What to do:
Print each line of the material again, keeping everything exact.

Provided information:
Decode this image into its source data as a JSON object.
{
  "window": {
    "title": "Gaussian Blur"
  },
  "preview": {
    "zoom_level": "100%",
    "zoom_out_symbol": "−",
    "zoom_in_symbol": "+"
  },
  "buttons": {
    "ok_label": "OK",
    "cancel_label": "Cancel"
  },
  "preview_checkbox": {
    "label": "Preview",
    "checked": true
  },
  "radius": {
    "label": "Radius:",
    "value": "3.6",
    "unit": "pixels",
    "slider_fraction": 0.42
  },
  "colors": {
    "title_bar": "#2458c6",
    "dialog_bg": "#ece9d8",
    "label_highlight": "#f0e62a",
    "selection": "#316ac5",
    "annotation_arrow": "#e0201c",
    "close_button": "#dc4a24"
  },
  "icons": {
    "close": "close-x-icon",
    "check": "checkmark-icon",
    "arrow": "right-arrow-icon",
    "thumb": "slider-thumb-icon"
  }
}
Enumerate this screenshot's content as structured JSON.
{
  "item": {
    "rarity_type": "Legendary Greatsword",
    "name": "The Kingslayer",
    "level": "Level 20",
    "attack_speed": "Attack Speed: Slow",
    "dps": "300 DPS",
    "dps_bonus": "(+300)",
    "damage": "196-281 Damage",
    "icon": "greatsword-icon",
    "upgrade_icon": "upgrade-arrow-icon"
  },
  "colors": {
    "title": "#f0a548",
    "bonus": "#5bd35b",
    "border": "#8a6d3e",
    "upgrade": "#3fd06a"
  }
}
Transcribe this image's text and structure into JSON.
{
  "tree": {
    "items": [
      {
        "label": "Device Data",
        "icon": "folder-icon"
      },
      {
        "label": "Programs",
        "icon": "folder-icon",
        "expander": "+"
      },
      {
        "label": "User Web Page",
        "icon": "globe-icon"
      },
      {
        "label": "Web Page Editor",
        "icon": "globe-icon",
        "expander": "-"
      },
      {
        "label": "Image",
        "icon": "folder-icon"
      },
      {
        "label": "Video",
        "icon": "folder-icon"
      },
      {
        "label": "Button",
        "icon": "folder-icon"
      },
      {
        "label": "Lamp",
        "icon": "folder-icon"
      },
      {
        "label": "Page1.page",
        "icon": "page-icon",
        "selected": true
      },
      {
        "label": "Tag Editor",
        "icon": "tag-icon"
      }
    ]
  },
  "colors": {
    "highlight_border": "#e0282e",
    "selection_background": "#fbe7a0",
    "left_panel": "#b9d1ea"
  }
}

The answer:
Decode this image into its source data as a JSON object.
{
  "window": {
    "title": "Gaussian Blur"
  },
  "preview": {
    "zoom_level": "100%",
    "zoom_out_symbol": "−",
    "zoom_in_symbol": "+"
  },
  "buttons": {
    "ok_label": "OK",
    "cancel_label": "Cancel"
  },
  "preview_checkbox": {
    "label": "Preview",
    "checked": true
  },
  "radius": {
    "label": "Radius:",
    "value": "3.6",
    "unit": "pixels",
    "slider_fraction": 0.42
  },
  "colors": {
    "title_bar": "#2458c6",
    "dialog_bg": "#ece9d8",
    "label_highlight": "#f0e62a",
    "selection": "#316ac5",
    "annotation_arrow": "#e0201c",
    "close_button": "#dc4a24"
  },
  "icons": {
    "close": "close-x-icon",
    "check": "checkmark-icon",
    "arrow": "right-arrow-icon",
    "thumb": "slider-thumb-icon"
  }
}
Enumerate this screenshot's content as structured JSON.
{
  "item": {
    "rarity_type": "Legendary Greatsword",
    "name": "The Kingslayer",
    "level": "Level 20",
    "attack_speed": "Attack Speed: Slow",
    "dps": "300 DPS",
    "dps_bonus": "(+300)",
    "damage": "196-281 Damage",
    "icon": "greatsword-icon",
    "upgrade_icon": "upgrade-arrow-icon"
  },
  "colors": {
    "title": "#f0a548",
    "bonus": "#5bd35b",
    "border": "#8a6d3e",
    "upgrade": "#3fd06a"
  }
}
Transcribe this image's text and structure into JSON.
{
  "tree": {
    "items": [
      {
        "label": "Device Data",
        "icon": "folder-icon"
      },
      {
        "label": "Programs",
        "icon": "folder-icon",
        "expander": "+"
      },
      {
        "label": "User Web Page",
        "icon": "globe-icon"
      },
      {
        "label": "Web Page Editor",
        "icon": "globe-icon",
        "expander": "-"
      },
      {
        "label": "Image",
        "icon": "folder-icon"
      },
      {
        "label": "Video",
        "icon": "folder-icon"
      },
      {
        "label": "Button",
        "icon": "folder-icon"
      },
      {
        "label": "Lamp",
        "icon": "folder-icon"
      },
      {
        "label": "Page1.page",
        "icon": "page-icon",
        "selected": true
      },
      {
        "label": "Tag Editor",
        "icon": "tag-icon"
      }
    ]
  },
  "colors": {
    "highlight_border": "#e0282e",
    "selection_background": "#fbe7a0",
    "left_panel": "#b9d1ea"
  }
}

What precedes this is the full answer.